Wasatch Cache National Forest
In partnership with: Utah Division of State Parks and Recreation, The Friends of the Utah Avalanche Center, Utah Department of Emergency Services and Homeland Security and Salt Lake County.



Sunday, December 11, 2005  7:30am
Good morning, this is Drew Hardesty with the Forest Service Utah Avalanche Center with your backcountry avalanche and mountain weather advisory.  Today is Sunday, December 11, 2005, and it’s about 7:30 am.

On Monday, December 12th between 10am-2pm, UDOT will be sighting in their artillery for the Kessler, Argenta, and Stairs Gulch avalanche paths.  Please avoid these areas during this time.  UDOT also has a highway avalanche control work hotline for Little Cottonwood road, which is updated as needed. 801-975-4838.

Up coming avalanche awareness talks by the UAC staff include:
Dec 13  7 pm            REI, 3285 E, 3300 S, SLC
Dec 14  6:30 pm       Mountain High Motorsports, 8262 S Redwood Rd, West Jordan
Dec 14  7 pm            South Valley Unitarian, 6876 S Highland Dr. 

Current Conditions:   
Under clear skies, mountain temperatures this morning are in the mid twenties at the higher elevations, cooling along the mountain drainages and basins to the low teens.  Winds are light and northwesterly.  Shady slopes have good soft settled powder interspersed with localized wind damage while sunny aspects are well crusted.

Avalanche Conditions:
Except for a few shallow wind drifts cracking out along the highest ridgelines, no avalanche activity was reported yesterday from the backcountry.  Even avalanche control work at the ski areas in uncompacted terrain produced no results.   Folks heading for the bolder lines, however, shouldn’t forget that even minor wet sluffing and shallow wind drifts knocking you off your feet can have disastrous consequences. 

It’s still not out of the realm of possibility of triggering a slide on the weak, sugary facets near the ground.  The most likely place a person would trigger one of these deeper slides would be on a steep northwest through east facing slope above about 9000 feet.  Likely trigger points would be steep shallow rocky areas. 
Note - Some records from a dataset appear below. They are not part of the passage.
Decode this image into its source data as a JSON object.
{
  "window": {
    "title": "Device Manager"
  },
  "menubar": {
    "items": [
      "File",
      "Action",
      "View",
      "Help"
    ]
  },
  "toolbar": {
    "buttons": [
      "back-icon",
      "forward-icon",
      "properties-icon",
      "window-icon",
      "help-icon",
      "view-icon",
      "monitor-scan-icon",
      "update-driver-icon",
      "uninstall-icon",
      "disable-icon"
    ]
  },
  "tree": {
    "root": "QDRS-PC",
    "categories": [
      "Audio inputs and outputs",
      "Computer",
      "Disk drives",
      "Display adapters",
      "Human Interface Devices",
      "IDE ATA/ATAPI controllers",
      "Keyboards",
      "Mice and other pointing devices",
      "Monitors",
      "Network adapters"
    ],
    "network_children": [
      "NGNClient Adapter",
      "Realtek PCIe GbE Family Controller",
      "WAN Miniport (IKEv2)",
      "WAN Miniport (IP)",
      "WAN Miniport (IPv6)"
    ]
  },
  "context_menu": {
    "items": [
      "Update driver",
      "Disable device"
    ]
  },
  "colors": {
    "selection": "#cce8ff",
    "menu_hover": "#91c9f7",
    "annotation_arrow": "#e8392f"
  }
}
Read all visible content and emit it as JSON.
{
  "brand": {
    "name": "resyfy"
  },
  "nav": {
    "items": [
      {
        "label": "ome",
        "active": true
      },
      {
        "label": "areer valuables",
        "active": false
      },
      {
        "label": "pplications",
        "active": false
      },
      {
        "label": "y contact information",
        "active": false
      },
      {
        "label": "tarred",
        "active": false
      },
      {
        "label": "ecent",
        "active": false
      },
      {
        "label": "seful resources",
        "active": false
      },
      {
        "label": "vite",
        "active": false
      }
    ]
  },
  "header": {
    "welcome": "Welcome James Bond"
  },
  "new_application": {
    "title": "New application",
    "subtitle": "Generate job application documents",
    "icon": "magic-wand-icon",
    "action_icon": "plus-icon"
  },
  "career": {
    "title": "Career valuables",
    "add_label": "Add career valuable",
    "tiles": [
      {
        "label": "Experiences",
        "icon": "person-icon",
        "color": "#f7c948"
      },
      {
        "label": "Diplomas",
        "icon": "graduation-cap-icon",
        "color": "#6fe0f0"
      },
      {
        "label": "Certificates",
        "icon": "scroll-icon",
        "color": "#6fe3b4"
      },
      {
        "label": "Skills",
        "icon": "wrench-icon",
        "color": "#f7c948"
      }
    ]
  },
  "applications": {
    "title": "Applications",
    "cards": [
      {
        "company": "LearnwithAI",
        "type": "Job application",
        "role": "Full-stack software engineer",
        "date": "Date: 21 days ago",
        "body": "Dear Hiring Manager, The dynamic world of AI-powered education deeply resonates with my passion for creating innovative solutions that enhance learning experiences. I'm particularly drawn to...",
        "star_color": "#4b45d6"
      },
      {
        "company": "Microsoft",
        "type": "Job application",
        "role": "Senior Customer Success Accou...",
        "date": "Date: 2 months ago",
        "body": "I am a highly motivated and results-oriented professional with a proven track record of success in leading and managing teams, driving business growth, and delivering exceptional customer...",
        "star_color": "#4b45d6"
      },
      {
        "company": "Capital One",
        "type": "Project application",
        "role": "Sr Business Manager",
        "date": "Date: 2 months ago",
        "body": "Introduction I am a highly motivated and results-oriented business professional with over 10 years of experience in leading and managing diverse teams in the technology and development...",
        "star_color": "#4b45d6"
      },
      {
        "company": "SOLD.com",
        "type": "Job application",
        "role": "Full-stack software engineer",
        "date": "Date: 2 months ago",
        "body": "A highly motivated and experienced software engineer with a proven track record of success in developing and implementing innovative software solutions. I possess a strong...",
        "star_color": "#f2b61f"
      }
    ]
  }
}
Bottom Line:
While most slopes have a LOW avalanche danger today, a MODERATE danger remains on steep shady upper elevation slopes that have a thin snowpack.  With daytime heating, it may be possible to trigger a few wet sluffs today.

Mountain Weather (updated by noon daily): 
We’ll see sunny skies with daytime highs in the mid to upper 30’s at 8000’ and near freezing at 10,000’.  Winds will be light from the northwest.  A quick moving storm is forecast to move through on Tuesday that should give us another shot of snow.


Regional Snow Profile (this profile can also be found daily off our home page under avalanche products)

Seasonal Weather History Charts.

Please report any backcountry snow and avalanche conditions you observe.  Call (801) 524-5304 or 1-800-662-4140, email [email protected] or fax 801-524-6301.  The information in this advisory is from the U.S. Forest Service, which is solely responsible for its content.  This advisory describes general avalanche conditions and local variations always occur.

To have this advisory automatically e-mailed to you each day, click HERE.  (You must re-sign up this season even if you were on the list last season.)

The annual report for 2004-05 is now on the web. (Click HERE, 8mb)

I will update this advisory by 7:30 Monday morning.  Thanks for calling.